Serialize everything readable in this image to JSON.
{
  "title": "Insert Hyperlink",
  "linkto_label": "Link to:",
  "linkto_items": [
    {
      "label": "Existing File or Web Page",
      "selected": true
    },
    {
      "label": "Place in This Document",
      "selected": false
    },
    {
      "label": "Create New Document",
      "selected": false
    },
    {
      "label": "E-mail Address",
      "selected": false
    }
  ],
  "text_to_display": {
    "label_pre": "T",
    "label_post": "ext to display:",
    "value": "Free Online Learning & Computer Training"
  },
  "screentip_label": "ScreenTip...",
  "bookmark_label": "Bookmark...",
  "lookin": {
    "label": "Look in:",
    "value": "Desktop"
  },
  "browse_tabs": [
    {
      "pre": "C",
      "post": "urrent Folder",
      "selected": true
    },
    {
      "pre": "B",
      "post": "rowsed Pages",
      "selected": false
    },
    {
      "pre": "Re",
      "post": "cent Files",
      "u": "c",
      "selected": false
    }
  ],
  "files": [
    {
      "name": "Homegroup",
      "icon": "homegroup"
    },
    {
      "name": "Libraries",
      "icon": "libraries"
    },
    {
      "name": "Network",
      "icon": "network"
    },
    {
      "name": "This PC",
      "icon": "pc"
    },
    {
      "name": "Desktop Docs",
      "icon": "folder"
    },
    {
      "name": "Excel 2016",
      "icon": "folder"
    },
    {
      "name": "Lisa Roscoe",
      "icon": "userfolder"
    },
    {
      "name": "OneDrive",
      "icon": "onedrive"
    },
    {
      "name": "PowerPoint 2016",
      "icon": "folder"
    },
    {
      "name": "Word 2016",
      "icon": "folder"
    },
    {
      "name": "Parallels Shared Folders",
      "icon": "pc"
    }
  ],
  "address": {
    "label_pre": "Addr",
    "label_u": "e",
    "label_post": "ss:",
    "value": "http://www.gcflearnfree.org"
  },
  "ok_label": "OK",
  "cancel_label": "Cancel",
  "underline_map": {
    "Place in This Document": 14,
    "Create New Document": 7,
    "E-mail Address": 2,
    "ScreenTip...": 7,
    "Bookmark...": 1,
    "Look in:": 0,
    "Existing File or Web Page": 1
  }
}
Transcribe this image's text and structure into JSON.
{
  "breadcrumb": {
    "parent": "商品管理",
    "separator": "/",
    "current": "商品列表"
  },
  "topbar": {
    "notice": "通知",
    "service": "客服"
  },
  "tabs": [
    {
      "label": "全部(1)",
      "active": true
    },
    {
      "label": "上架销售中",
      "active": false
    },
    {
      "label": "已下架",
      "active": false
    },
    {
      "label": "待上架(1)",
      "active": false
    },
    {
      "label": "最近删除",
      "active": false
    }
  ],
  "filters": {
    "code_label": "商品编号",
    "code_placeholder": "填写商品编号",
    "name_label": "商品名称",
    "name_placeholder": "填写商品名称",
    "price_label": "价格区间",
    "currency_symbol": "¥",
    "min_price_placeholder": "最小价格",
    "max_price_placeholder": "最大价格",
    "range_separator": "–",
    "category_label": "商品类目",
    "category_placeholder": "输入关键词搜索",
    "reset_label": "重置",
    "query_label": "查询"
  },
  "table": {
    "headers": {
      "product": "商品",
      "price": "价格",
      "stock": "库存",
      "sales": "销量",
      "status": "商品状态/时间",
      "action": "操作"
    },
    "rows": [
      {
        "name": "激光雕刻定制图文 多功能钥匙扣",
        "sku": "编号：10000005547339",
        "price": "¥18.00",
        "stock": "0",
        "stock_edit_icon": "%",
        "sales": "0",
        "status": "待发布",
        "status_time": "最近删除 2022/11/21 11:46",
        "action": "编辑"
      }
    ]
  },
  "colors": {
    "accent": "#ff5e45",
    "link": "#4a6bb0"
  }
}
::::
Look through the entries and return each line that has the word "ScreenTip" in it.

  "screentip_label": "ScreenTip...",
    "ScreenTip...": 7,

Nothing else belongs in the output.